Thirdlyand very importantly, you should be a member of the airline’s loyalty scheme. If you’re not, join it, because this is the very best route to getting a free upgrade. By collecting air miles assiduously and patronising retail outlets and service providers who are partners in the same scheme, you can earn ‘free’ upgrades. Even if you don’t collect many points, the very fact that you are in the scheme makes you a valued customer in the eyes of the airline.


As a postscript to this point, if there is a designated person who makes all your company’s travel arrangements, he or she ought to have developed a good relationship with the backroom team at the airline. Should your company ever have cause to complain, you will benefit. It all hinges on relationship management; airlines don’t want to lose good customers to the competition.

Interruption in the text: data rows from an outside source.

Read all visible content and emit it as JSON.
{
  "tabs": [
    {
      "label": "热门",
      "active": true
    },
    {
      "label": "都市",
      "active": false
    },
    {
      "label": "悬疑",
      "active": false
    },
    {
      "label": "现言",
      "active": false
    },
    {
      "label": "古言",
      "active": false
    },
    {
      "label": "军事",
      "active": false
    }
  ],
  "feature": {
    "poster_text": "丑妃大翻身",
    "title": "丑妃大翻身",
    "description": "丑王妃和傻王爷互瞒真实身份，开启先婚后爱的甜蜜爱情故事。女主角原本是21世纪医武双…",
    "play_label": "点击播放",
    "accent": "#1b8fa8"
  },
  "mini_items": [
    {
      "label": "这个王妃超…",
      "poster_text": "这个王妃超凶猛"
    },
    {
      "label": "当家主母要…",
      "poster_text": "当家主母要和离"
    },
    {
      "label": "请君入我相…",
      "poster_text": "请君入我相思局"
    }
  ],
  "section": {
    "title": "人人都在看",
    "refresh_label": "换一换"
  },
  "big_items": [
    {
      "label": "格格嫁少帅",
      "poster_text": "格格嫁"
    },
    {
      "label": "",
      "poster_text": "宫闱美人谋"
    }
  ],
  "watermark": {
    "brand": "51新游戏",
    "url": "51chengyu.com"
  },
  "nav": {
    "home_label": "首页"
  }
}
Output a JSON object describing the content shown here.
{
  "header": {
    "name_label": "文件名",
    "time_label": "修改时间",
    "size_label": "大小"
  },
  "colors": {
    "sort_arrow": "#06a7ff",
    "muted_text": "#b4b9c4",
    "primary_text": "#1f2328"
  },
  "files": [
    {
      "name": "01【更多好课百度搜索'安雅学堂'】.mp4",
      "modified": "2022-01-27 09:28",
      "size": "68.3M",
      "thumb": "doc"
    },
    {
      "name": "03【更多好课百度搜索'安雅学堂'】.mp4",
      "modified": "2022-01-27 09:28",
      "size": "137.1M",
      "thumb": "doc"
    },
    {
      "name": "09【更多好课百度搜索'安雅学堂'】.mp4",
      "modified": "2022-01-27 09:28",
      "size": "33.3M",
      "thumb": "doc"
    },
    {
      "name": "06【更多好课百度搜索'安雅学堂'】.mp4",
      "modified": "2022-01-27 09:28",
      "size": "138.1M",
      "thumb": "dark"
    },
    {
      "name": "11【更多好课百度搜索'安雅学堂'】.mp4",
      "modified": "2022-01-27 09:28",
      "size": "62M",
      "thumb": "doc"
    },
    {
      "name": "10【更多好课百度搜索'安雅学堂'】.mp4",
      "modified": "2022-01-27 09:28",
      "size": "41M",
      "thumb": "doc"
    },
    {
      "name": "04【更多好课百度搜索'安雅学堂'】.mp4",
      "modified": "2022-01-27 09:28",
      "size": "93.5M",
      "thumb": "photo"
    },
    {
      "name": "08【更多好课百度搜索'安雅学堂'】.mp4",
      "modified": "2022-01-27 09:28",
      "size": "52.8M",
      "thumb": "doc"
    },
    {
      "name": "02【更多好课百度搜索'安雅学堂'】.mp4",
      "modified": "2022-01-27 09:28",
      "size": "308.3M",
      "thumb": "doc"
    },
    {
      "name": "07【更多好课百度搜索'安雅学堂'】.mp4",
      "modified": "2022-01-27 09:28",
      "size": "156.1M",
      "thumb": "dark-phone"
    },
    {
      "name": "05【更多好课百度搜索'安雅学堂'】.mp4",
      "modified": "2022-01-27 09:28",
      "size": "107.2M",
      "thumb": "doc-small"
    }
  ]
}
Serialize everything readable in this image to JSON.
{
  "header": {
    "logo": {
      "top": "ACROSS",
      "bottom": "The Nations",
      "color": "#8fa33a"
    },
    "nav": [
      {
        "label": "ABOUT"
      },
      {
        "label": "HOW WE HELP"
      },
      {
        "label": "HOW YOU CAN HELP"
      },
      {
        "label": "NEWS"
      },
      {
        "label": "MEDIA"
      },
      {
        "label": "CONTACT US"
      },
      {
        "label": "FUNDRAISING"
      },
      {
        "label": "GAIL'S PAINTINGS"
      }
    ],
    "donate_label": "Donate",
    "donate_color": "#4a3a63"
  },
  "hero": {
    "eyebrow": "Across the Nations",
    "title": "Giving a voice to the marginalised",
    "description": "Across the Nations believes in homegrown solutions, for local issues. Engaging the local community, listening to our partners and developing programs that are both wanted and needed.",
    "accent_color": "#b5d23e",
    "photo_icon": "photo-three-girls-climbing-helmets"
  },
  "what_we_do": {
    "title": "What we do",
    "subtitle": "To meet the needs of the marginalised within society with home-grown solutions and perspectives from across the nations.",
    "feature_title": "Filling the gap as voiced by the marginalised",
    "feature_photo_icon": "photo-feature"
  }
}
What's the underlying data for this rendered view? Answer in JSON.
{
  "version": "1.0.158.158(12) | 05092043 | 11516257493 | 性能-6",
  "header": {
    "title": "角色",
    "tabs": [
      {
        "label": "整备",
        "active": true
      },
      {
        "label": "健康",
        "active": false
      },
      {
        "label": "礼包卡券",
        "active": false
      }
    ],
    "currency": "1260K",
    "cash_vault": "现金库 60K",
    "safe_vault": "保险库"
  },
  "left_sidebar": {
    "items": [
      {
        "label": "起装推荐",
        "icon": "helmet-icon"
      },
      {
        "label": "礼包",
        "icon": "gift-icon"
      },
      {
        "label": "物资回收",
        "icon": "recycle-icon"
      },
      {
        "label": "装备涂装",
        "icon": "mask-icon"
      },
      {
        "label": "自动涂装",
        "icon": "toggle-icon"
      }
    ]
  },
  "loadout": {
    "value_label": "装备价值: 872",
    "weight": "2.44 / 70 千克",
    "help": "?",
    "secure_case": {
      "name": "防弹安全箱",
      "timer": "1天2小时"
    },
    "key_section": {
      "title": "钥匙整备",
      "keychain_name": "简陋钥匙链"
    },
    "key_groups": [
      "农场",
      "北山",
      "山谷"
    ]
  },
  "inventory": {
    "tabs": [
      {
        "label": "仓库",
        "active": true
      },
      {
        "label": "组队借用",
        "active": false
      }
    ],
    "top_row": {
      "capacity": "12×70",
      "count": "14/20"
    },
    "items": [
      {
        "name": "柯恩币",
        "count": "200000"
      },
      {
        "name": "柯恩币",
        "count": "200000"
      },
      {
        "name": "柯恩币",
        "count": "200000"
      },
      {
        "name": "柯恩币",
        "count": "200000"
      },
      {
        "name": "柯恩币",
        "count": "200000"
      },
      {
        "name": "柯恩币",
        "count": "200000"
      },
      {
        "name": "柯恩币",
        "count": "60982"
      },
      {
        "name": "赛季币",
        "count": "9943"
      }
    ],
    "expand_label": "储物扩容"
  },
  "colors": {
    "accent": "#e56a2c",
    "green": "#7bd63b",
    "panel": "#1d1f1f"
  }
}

Finally - how to feel smug even if you can’t get a free upgrade


As a very rough rule of thumb, a first-class passenger takes up about one-and-a-half times more space than a business-class passenger, who takes up about twice as much space as a premium economy passenger, who takes twice as much space as an economy passenger. By not upgrading, you make a far smaller carbon footprint. So if it turns out not to be your lucky day, you can always console yourself with the knowledge that whilst you may not be in the best seat in the plane, you are in a very superior position in terms of eco-credentials.


Company : 1902 Media